Tara Bowman (right) with her father, Joseph Henry Bowman III (left), who died from lung cancer in 2016.

Tara Bowman knows the statistics by heart. She can also recite health manuals nearly from memory when it comes to cancer awareness, health disparities and the need for early screening and treatment. 

Linda Fluker (left) and Naomi King (right) showcase some of the many masks they have made and donated to their communities. (Photos submitted)

Dens, kitchens and living rooms in communities across Alabama and Mississippi have turned into home bases for a cottage industry as health advocates dust off their sewing machines to help fight the spread of the novel coronavirus, COVID-19.
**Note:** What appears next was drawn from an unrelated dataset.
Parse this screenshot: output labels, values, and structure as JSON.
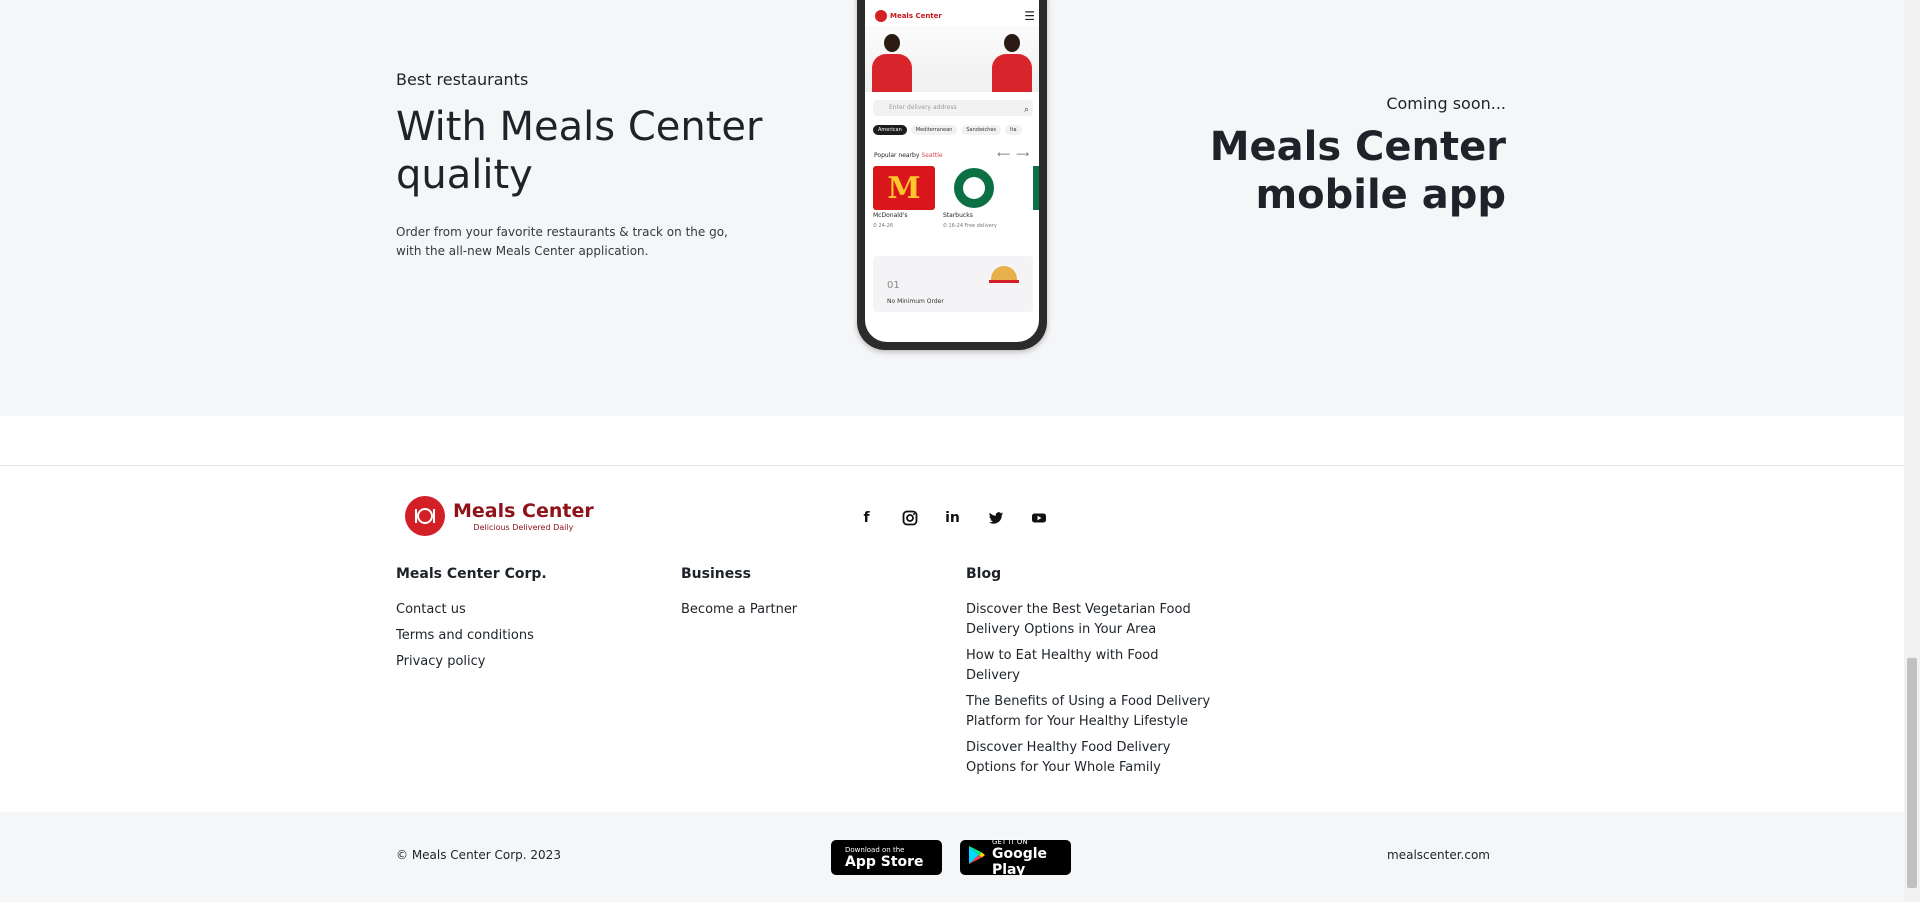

Menthol cigarettes are easier to start and harder to quit. – No Menthol Sunday: May 17

The O'Neal Comprehensive Cancer Center at UAB is at the forefront of a national campaign to engage faith leaders, churches and their communities in discussions about how to improve outcomes for African Americans who use tobacco. Coordinated by the National African American Tobacco Prevention Network, the campaign culminates in an annual event, called No Menthol Sunday, and encourages congregations to take time during their regular religious services on May 17 to discuss the dangers of cigarette and tobacco use.

The pastor of Greater Saint John Baptist Church in Birmingham, Alabama, knows that every trip outside – where he will encounter dozens of people – is a risk. Yet he calls it a risk worth taking to deliver help to his neighbors across the city who need it the most.

The O'Neal Comprehensive Cancer Center at UAB remains committed to standing at the forefront of cancer treatment, education and research. The novel coronavirus (COVID-19) pandemic has brought unprecedented challenges that require new strategies and procedures to ensure the safety of our patients and staff.


COMMUNITY CONNECTIONS NEWSLETTER: PAST ISSUES

July 2020

July 2020

June 2020

June 2020

May 2020

May 2020

April 2020

April 2020